First, you execute the trust agreement. Then, you record the trustee deed. Once completed, the recorder’s office will no longer reveal to the world that you are owner of the property. In addition, the trust agreement remains private (in your file cabinet at home). Thus, no one need ever know that you retain an interest in the property. That is, the public records will not reveal this information.
Litigators generally have no interest in suing people who have no assets. What is one of the easiest ways to find out if someone has deep pockets? You search the public records for real estate holdings. For the successful real estate investor, this search could paint a big fat bull’s eye on their backs. Whereas a land trust is not a true asset protection trust, it is a powerful privacy tool. It helps to ensure that a litigator’s search for deep pockets comes up empty.
LLC + Land Trust for Asset Protection
First, remember, a land trust is a privacy device, and not a corporate entity. Accordingly, land trusts do not enjoy the liability protections that corporations or limited liability companies may enjoy. If someone slips and falls on the property, the beneficiary can be held liable. That is why we establish a corporation, LLC or limited partnership to serve as beneficiary.

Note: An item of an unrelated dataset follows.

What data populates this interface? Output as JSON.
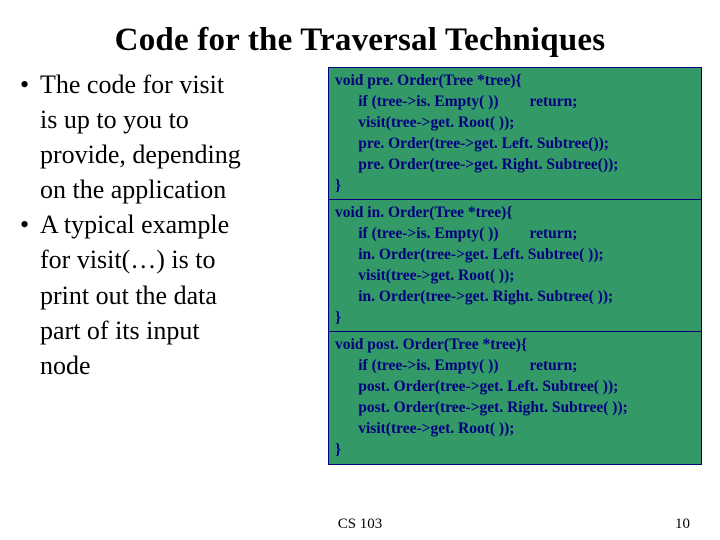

Second, one can usually transfer property into a land trust free from taxation. The internal revenue code addresses this. The federal government will treat the property as if it was owned outright by the beneficiary. See I.R.C. §§ 671- 678. In addition, in many states, the transfer of property a revocable trust does not require transfer or recording taxes.
Finally, here is what many investors find. Most attorneys and accountants have no idea what a land trust is, or how it works. While this can certainly be frustrating, there is an upside. Think about it. This means that many of the litigators in your community will be unfamiliar with land trusts. A significant number will stop their search for deep pockets at the end of the public records trail; the county recorder’s office.
The land trust is an ideal tool for privacy of ownership. Keep in mind that a land trust, by itself, does not provide true asset protection. There are tools that can provide real estate asset protection, such as an LLC as the trust beneficiary. So, you can use land trust for lawsuit prevention. That is, so a contingent fee attorney does not readily see that you have “deep pockets.” This is because, as we have clarified, the land trust conceals your ownership.
For liquid assets, on the other hand offshore trusts provide the most powerful asset protection. For that topic, here are some offshore asset protection examples that you may want to know about.